Academics have often documented the problem over the years. But to date, global health funder response has been fragmented, directed exclusively to the deaths of infants and children, and insufficiently scaled.

The US Agency for International Development’s funding of the Demographic and Health Surveys has helped to generate high-quality (though infrequent) measures of infant and child mortality over the years, and later maternal mortality. Demographic surveillance sites were launched in different locations in sub-Saharan Africa and South East Asia, again with a focus on child deaths. But none of these efforts provided systemic support for routine reporting of deaths and cause of death that would include the entire population, despite good ideas for low-cost systems.

In response to this omission, in 2014, the World Bank and WHO launched an investment plan to improve CRVS in low- and middle-income countries. Since that time, more meetings were held at the UN Statistics Division with partners, a center of excellence was created at IDRC-Canada, an e-learning course is in place at World Bank, WHO published a resource kit and a regional strategy in South East Asia, the Economic Commission for Latin America and the Caribbean formed a project, the Government of Canada granted funding to the Global Financing Facility for civil registration and vital statistics (CRVS) strengthening, and Bloomberg Philanthropies launched a Data for Health Initiative with supporting grants to Vital Strategies and others.
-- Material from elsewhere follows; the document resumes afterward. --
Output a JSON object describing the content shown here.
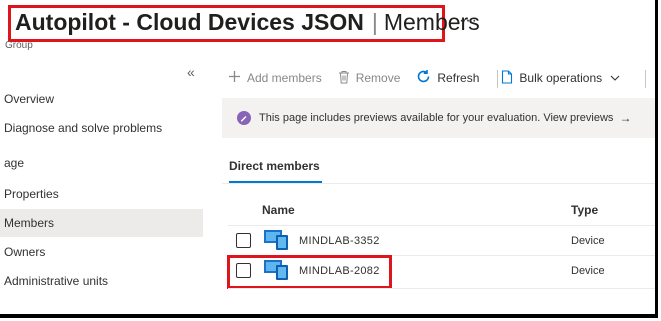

All these have been important developments, but none have yet transformed the situation of mortality reporting and are mostly at the scale of limited technical assistance rather than the massive investment that improved mortality data deserves, given its macro-criticality to COVID-19 recovery and the rest of the global health enterprise. And few have placed these investments in the context of pandemic preparedness–external evaluations of preparedness include laundry lists of hundreds of indicators but mortality data accuracy, completeness, and speed are not among them.

Today, we’ll hold an online event to kick off a conversation and agenda on low-cost, high-impact strategies to collect better quality mortality data in real-time, and country experiences to date with Philip Setel and Fatima Marinho from Vital Strategies, as well as Samira Asma of WHO and Erin Nichols of the US Centers for Disease Control and Prevention. Next week, my colleague Damian Walker will follow with a blog on the role of mortality data in assessing progress in COVID-19 control. Ideas welcome.

Disclaimer

CGD blog posts reflect the views of the authors, drawing on prior research and experience in their areas of expertise. CGD is a nonpartisan, independent organization and does not take institutional positions.